In hindsight, the whole “Glenn’s fake death” thing seems pretty cheap, and the camera angles make it look pretty obvious that he didn’t really die. At the time, though, the sight of Glenn being knocked off the dumpster and seemingly being ripped apart by a herd of walkers was incredibly shocking. It was one of the first times in a while that made you feel like nobody was really safe, and is all the more impactful given Glenn’s decision to spare Nicholas’ life in the previous episode, only to have that be his ultimate (supposed) downfall.
Emotions are running high in Alexandria as Deanna tries to decide what to do with Rick. This, of course, sets up Rick’s eventual position as leader of the community, while Daryl and Aaron’s scouting mission sets up the looming threat of the Wolves for Season 6. Not only that, but we get to see the return of Morgan, who’s become quite the skilled fighter in his time off-screen and a valuable new asset to Rick’s group. Unlike most of the season finales, though, this one offered satisfying resolutions to many of the ongoing conflicts, showing us that despite dealing with walkers, the Governor, and Terminus, our group’s humanity still hadn’t been completely lost.

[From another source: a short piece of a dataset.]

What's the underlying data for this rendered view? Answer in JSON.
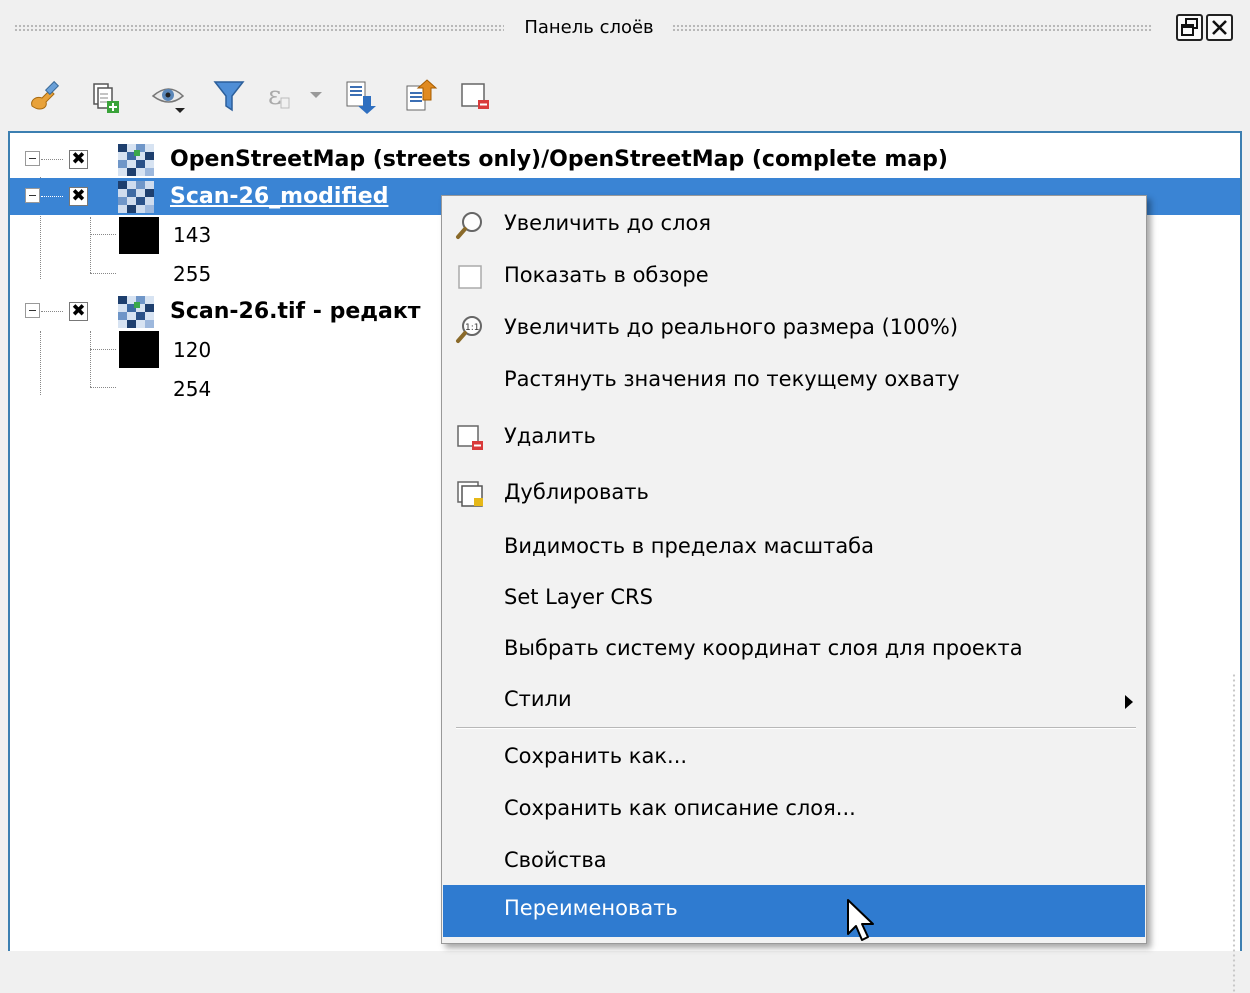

Too Far Gone
After starting off as a naïve, one-note farmer, Hershel eventually became one of the most likable, hope-inspiring characters on The Walking Dead. However, as is the case with beacons of hope on the show, this episode sees the light that is Herschel brutally extinguished at the hands of the Governor. His death is one of the hardest to watch, as we witness the Governor hack away at the neck of Hershel, swing after swing, until the man’s head is completely severed from his body, while all his friends and his children can do is look on in horror. It’s a powerful, moving episode, but not one that necessarily warrants repeat viewings.
The Day Will Come When You Won’t Be
Overall, Season 7 of The Walking Dead was met with largely mixed reactions, but in general, the season started off strong thanks to “The Day Will Come When You Won’t Be.” Season 6, of course, ended on a cliffhanger that teased Negan massacring a member of Rick’s group with his brutal barbed-wire-wrapped baseball bat, Lucille, and despite a little bit of misdirection, the payoff was achieved with the excruciating deaths of both Abraham and Glenn. It wouldn’t come immediately, though, as we were forced to watch the psychological torture of Rick before returning to the scene of the crimes in flashback sequences. The episode is incredibly tense, and delivers real heartbreak and horror that will surely resonate with viewers for years to come.
No Way Out
Multiple plot threads finally being tied together. Carl losing an eye in a callback to the comics. The Anderson family being devoured by walkers. Daryl decimating the Saviors with an RPG. The people of Alexandria rising up to finally start fighting for their survival. This episode truly has everything, and for the first time, Rick and his group actually manage to score a major win rather than being forced to resume wandering around seeking a safe haven. It meant that the show will no longer be about survival, but rebuilding and war. Yes, the walkers are still a threat, but the group is no longer afraid. “No Way Out” is everything that an episode of The Walking Dead should be, and hopefully when Season 8 comes along, there’ll be plenty more just like it.